Next was the limited late model division at Hickory Motor Speedway. His entrance into selected late model events resulted in a move into super late models after he developed a friendship with Peltier and Harold Johnson, who delivers tires to Everett Chevrolet.
“He (Peltier) was the first person that gave me a shot at really driving a good car,” Tyler said. “He took a gamble with us, but he believed in me. He’s the only one that’s ever given me a shot at anything.”
Church pursued a job with a NASCAR team, but the “timing hasn’t been right.” He also hasn’t finalized his racing plans for 2015.
“Money is the biggest thing,” Tyler said in regards to next season.
Modifieds join PASS
The KOMA Unwind Modified Madness Series will partner with PASS in May at Concord Speedway for the Old Glory Twin 125s. The event will be May 22 with May 23 the rain date.
Kodie Conner of Kannapolis won the PASS Pro Late Model season finale at Southern National Motorsports Park near Kenly, but was fourth in the standings. Erik Nash, from Denver, finished second and placed 10th in the standings. Rounding out the top five in the race results were Jacob Schneider of Rock Hill, Ryan Krachun of Neshanic, N.J., and Matt Murphy of Charlotte.
Schneider placed second in the standings to Walker Yates of Clemmons, while Murphy took third.

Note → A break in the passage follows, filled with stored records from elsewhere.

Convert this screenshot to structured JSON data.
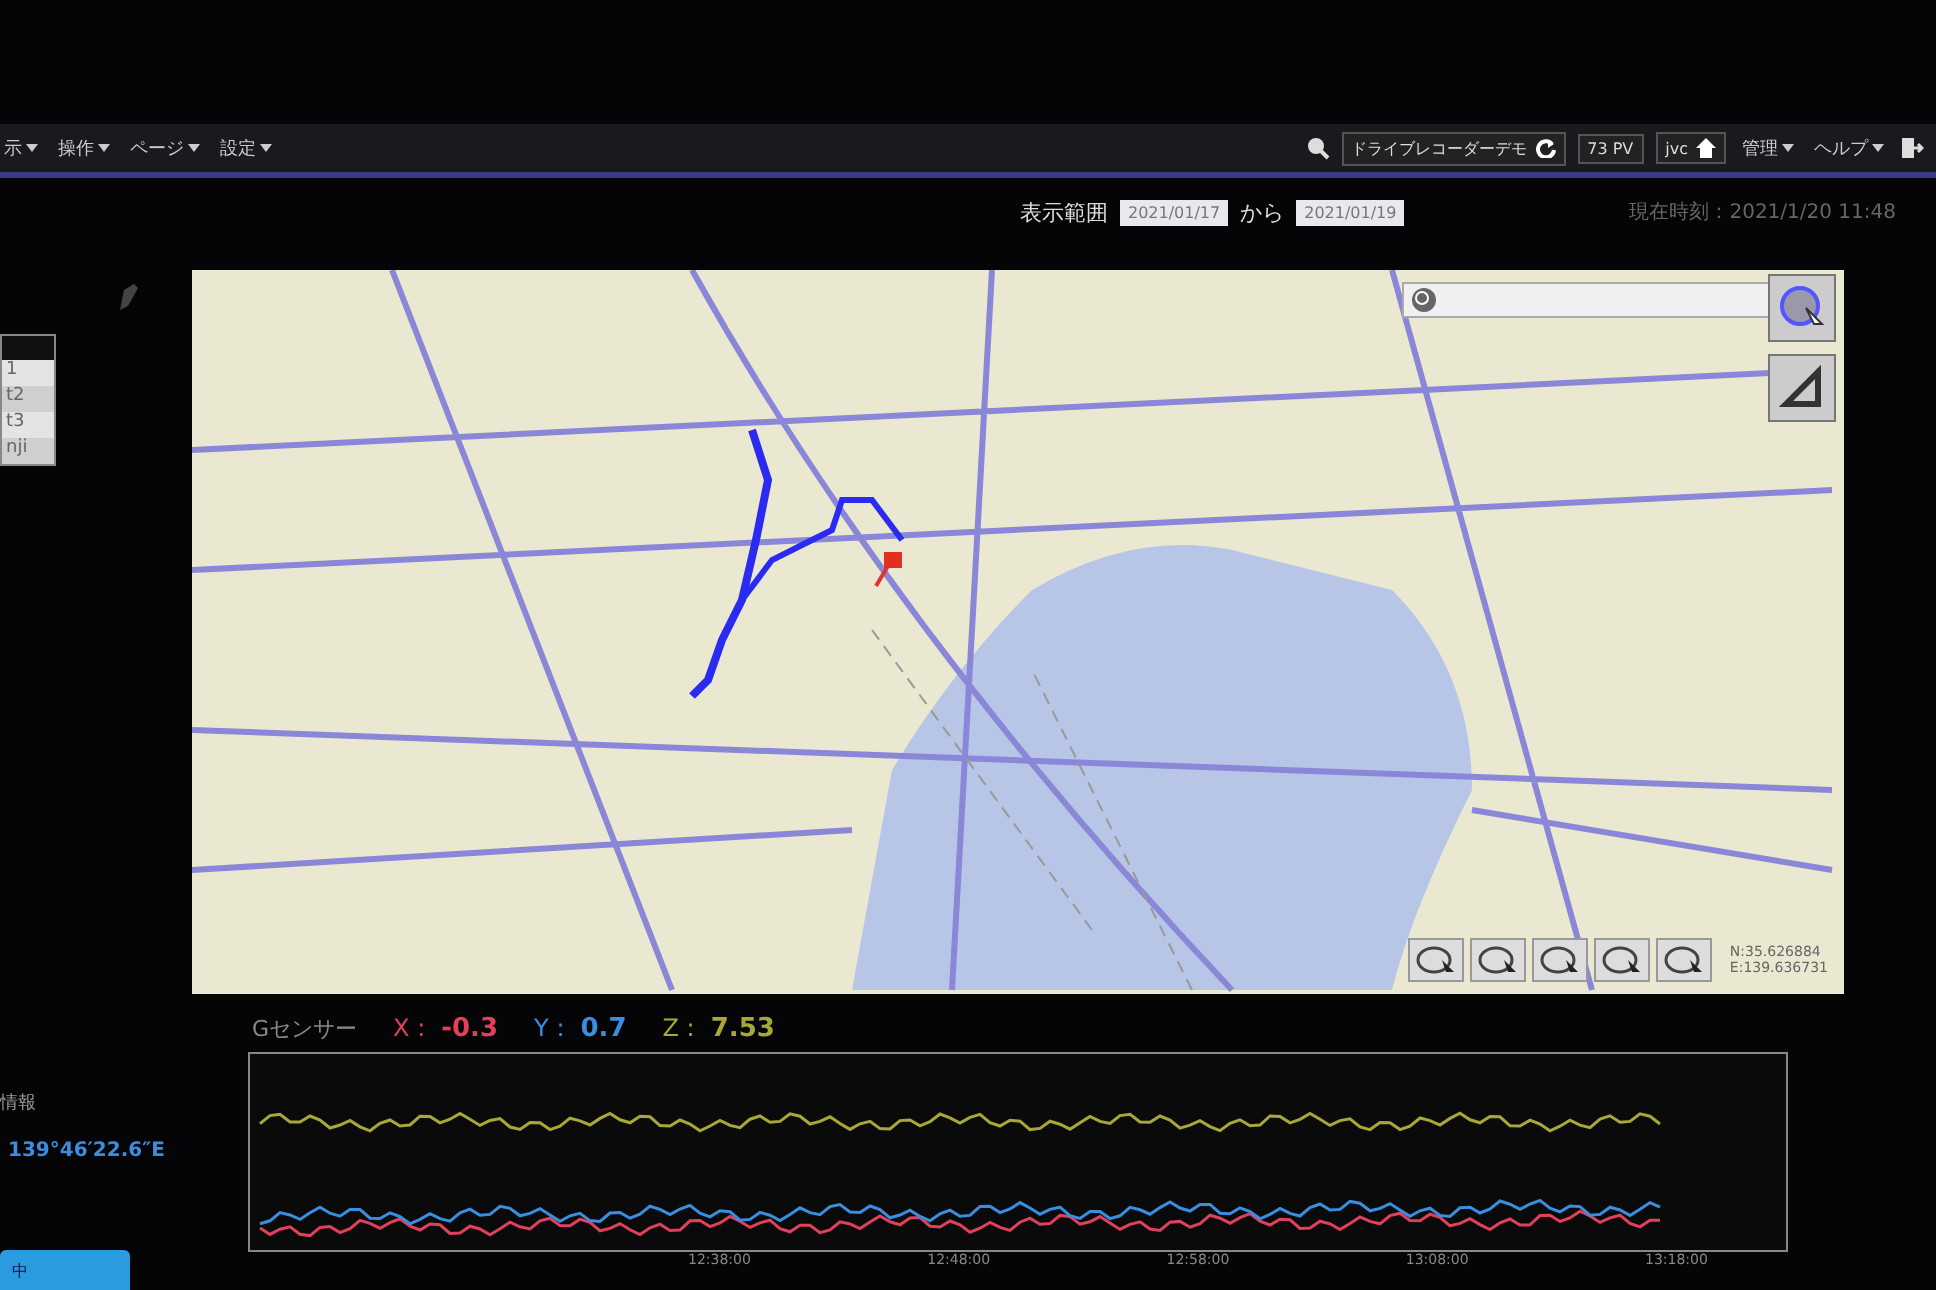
{
  "menu": {
    "items": [
      "示",
      "操作",
      "ページ",
      "設定"
    ]
  },
  "header": {
    "site": "ドライブレコーダーデモ",
    "views": "73 PV",
    "user": "jvc",
    "links": [
      "管理",
      "ヘルプ"
    ]
  },
  "date_range": {
    "label": "表示範囲",
    "from": "2021/01/17",
    "separator": "から",
    "to": "2021/01/19"
  },
  "current_time": "現在時刻：2021/1/20 11:48",
  "sidebar": {
    "items": [
      "1",
      "t2",
      "t3",
      "nji"
    ],
    "location_label": "情報",
    "longitude": "139°46′22.6″E",
    "button": "中"
  },
  "map": {
    "coordinates": [
      "N:35.626884",
      "E:139.636731"
    ]
  },
  "gsensor": {
    "label": "Gセンサー",
    "axes": [
      {
        "name": "X :",
        "value": "-0.3",
        "color": "#e0405a"
      },
      {
        "name": "Y :",
        "value": "0.7",
        "color": "#3a8ee0"
      },
      {
        "name": "Z :",
        "value": "7.53",
        "color": "#a8a838"
      }
    ],
    "time_labels": [
      "12:38:00",
      "12:48:00",
      "12:58:00",
      "13:08:00",
      "13:18:00"
    ]
  }
}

Line finishes 2nd
Pro Stock driver Jason Line’s championship bid in the NHRA Mello Yello Drag Racing Series fell one round short in the season finale at Pomona, Calif. The Mooresville resident faced Erica Enders-Stevens in the Nov. 16 final round with the winner emerging as this year’s Pro Stock champion.
Line, who entered the Countdown to the Championship as the standings leader, fouled at the start of the winner-take-all final round and Enders-Stevens became the first woman to win a NHRA Pro Stock championship.